My frequent readers probably know that these reviews have so far served as my own personal trip down memory lane for the most part. This review is no exception. But regardless of my own nostalgia. Quake is one of those games that every PC Gamer should own and cherish. Regardless of what’s out there these days, Quake is classic.

Difficulty: Variable–  Quake features several options for difficulty for the single player campaign. There’s even a couple hidden options for those really sadistic players. The difficulty options feel very appropriate. Of course, when you play online, the difficulty is strictly determined by the skill of the other players.

Story: The story for the game is semi-weak and mainly only found in the paper manual. In typical ID Software fashion, there are few blurbs as you complete the various chapters throughout the game. But If you want to know the backstory (what little backstory there is) you’ll need to read outside of the game itself.

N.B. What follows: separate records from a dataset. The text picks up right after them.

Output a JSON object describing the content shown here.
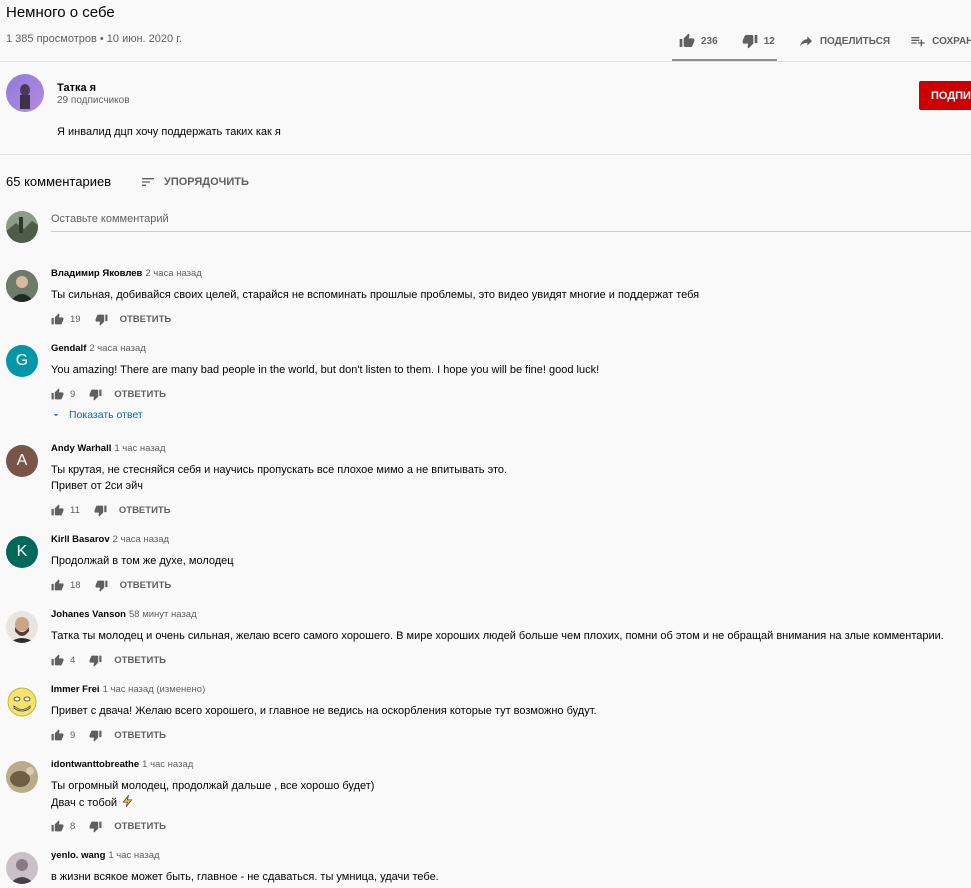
{
  "video": {
    "title": "Немного о себе",
    "meta": "1 385 просмотров • 10 июн. 2020 г.",
    "likes": "236",
    "dislikes": "12",
    "share_label": "ПОДЕЛИТЬСЯ",
    "save_label": "СОХРАНИ"
  },
  "channel": {
    "name": "Татка я",
    "subscribers": "29 подписчиков",
    "subscribe_label": "ПОДПИ",
    "description": "Я инвалид дцп хочу поддержать таких как я"
  },
  "comments_header": {
    "count": "65 комментариев",
    "sort_label": "УПОРЯДОЧИТЬ",
    "add_placeholder": "Оставьте комментарий"
  },
  "comments": [
    {
      "author": "Владимир Яковлев",
      "time": "2 часа назад",
      "lines": [
        "Ты сильная, добивайся своих целей, старайся не вспоминать прошлые проблемы, это видео увидят многие и поддержат тебя"
      ],
      "likes": "19",
      "reply_label": "ОТВЕТИТЬ",
      "avatar_letter": "",
      "avatar_color": "#3c4a3a"
    },
    {
      "author": "Gendalf",
      "time": "2 часа назад",
      "lines": [
        "You amazing! There are many bad people in the world, but don't listen to them. I hope you will be fine! good luck!"
      ],
      "likes": "9",
      "reply_label": "ОТВЕТИТЬ",
      "avatar_letter": "G",
      "avatar_color": "#0097a7",
      "show_replies": "Показать ответ"
    },
    {
      "author": "Andy Warhall",
      "time": "1 час назад",
      "lines": [
        "Ты крутая, не стесняйся себя и научись пропускать все плохое мимо а не впитывать это.",
        "Привет от 2си эйч"
      ],
      "likes": "11",
      "reply_label": "ОТВЕТИТЬ",
      "avatar_letter": "A",
      "avatar_color": "#795548"
    },
    {
      "author": "Kirll Basarov",
      "time": "2 часа назад",
      "lines": [
        "Продолжай в том же духе, молодец"
      ],
      "likes": "18",
      "reply_label": "ОТВЕТИТЬ",
      "avatar_letter": "K",
      "avatar_color": "#00695c"
    },
    {
      "author": "Johanes Vanson",
      "time": "58 минут назад",
      "lines": [
        "Татка ты молодец и очень сильная, желаю всего самого хорошего. В мире хороших людей больше чем плохих, помни об этом и не обращай внимания на злые комментарии."
      ],
      "likes": "4",
      "reply_label": "ОТВЕТИТЬ",
      "avatar_letter": "",
      "avatar_color": "#5d4a3e"
    },
    {
      "author": "Immer Frei",
      "time": "1 час назад (изменено)",
      "lines": [
        "Привет с двача! Желаю всего хорошего, и главное не ведись на оскорбления которые тут возможно будут."
      ],
      "likes": "9",
      "reply_label": "ОТВЕТИТЬ",
      "avatar_letter": "",
      "avatar_color": "#f5e36a"
    },
    {
      "author": "idontwanttobreathe",
      "time": "1 час назад",
      "lines": [
        "Ты огромный молодец, продолжай дальше , все хорошо будет)",
        "Двач с тобой"
      ],
      "likes": "8",
      "reply_label": "ОТВЕТИТЬ",
      "avatar_letter": "",
      "avatar_color": "#8a7a5a"
    },
    {
      "author": "yenlo. wang",
      "time": "1 час назад",
      "lines": [
        "в жизни всякое может быть, главное - не сдаваться. ты умница, удачи тебе."
      ],
      "likes": "",
      "reply_label": "",
      "avatar_letter": "",
      "avatar_color": "#6a5d6e"
    }
  ]
}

Originality: As I mentioned in the overview, FPS games were nothing new. Quake manages to be original with its refinement of the genre and its excellent presentation.

Soundtrack: Musicwise, the game soundtrack was crafted by none other than Trent Reznor of Nine Inch Nails. The music is very alien and appropriate for the game. The Mission Packs also include new music tracks (not by Reznor, but are just as groovy and interesting). The environmental audio is also superb. Monster noises, weapon sounds everything is very well done.

Fun: Despite is age, Quake is still quite a bit of fun. I thoroughly enjoyed playing through both the main game and the mission packs. I was impressed both with how much I remembered about the game and how much I forgot. It was like rediscovering the company of a long, lost friend.

Graphics: For a game that started out as a software rendered title, the graphics actually manage to hold up well. The GL upgrade to the game really improved things. Today, with mods like Darkplaces, the game can run under modern resolutions and take advantage of some more modern enhancements that really help keep it look good.

Playcontrol: This game was released during a time when FPS controls were shifting from arrow-keys to the new WSAD default that we are familiar with today. The default controls are bit antiquated for an FPS title, but are easily customized.

Overall rating (out of four stars): 4 – I hate sounding like a fanboy, but Quake is a classic and it still holds up to the test of time. This is the game that started the online FPS craze, but don’t let fool you, there’s still a lot of fun to be found in the good old single player scenario. This is a title that I recommend to anyone. It’s a must have.

Currently available on: SteamOther Reviews In This Series:

QuakeQuake IIQuake III Arena – Quake 4 – Enemy Territory: Quake Wars